Extracted data entries

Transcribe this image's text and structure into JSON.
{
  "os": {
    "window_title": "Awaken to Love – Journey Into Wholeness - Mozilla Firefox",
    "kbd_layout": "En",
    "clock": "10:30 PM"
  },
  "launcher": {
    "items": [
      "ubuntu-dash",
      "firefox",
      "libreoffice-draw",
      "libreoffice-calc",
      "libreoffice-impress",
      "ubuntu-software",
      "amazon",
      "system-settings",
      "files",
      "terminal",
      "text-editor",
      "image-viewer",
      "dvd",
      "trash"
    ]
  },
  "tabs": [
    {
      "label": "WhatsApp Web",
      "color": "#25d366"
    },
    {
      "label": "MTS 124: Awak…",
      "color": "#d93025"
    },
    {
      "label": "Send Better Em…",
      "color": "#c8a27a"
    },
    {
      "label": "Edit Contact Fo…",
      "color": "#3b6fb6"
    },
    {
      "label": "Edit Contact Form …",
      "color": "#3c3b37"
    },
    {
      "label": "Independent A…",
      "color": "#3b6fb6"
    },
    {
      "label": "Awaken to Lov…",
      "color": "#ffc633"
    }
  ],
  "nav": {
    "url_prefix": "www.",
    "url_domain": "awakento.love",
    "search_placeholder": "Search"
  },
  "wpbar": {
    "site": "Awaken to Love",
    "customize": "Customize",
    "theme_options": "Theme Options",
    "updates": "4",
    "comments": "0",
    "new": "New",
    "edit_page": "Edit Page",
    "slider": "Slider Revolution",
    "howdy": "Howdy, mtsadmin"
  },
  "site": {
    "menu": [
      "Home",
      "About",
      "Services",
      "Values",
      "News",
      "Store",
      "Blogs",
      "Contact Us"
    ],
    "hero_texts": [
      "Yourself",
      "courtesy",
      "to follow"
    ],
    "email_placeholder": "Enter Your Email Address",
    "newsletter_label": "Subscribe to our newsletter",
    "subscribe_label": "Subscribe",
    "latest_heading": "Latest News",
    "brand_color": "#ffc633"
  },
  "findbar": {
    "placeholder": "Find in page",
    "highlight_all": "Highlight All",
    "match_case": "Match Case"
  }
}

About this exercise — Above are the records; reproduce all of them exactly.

Response area —
Transcribe this image's text and structure into JSON.
{
  "os": {
    "window_title": "Awaken to Love – Journey Into Wholeness - Mozilla Firefox",
    "kbd_layout": "En",
    "clock": "10:30 PM"
  },
  "launcher": {
    "items": [
      "ubuntu-dash",
      "firefox",
      "libreoffice-draw",
      "libreoffice-calc",
      "libreoffice-impress",
      "ubuntu-software",
      "amazon",
      "system-settings",
      "files",
      "terminal",
      "text-editor",
      "image-viewer",
      "dvd",
      "trash"
    ]
  },
  "tabs": [
    {
      "label": "WhatsApp Web",
      "color": "#25d366"
    },
    {
      "label": "MTS 124: Awak…",
      "color": "#d93025"
    },
    {
      "label": "Send Better Em…",
      "color": "#c8a27a"
    },
    {
      "label": "Edit Contact Fo…",
      "color": "#3b6fb6"
    },
    {
      "label": "Edit Contact Form …",
      "color": "#3c3b37"
    },
    {
      "label": "Independent A…",
      "color": "#3b6fb6"
    },
    {
      "label": "Awaken to Lov…",
      "color": "#ffc633"
    }
  ],
  "nav": {
    "url_prefix": "www.",
    "url_domain": "awakento.love",
    "search_placeholder": "Search"
  },
  "wpbar": {
    "site": "Awaken to Love",
    "customize": "Customize",
    "theme_options": "Theme Options",
    "updates": "4",
    "comments": "0",
    "new": "New",
    "edit_page": "Edit Page",
    "slider": "Slider Revolution",
    "howdy": "Howdy, mtsadmin"
  },
  "site": {
    "menu": [
      "Home",
      "About",
      "Services",
      "Values",
      "News",
      "Store",
      "Blogs",
      "Contact Us"
    ],
    "hero_texts": [
      "Yourself",
      "courtesy",
      "to follow"
    ],
    "email_placeholder": "Enter Your Email Address",
    "newsletter_label": "Subscribe to our newsletter",
    "subscribe_label": "Subscribe",
    "latest_heading": "Latest News",
    "brand_color": "#ffc633"
  },
  "findbar": {
    "placeholder": "Find in page",
    "highlight_all": "Highlight All",
    "match_case": "Match Case"
  }
}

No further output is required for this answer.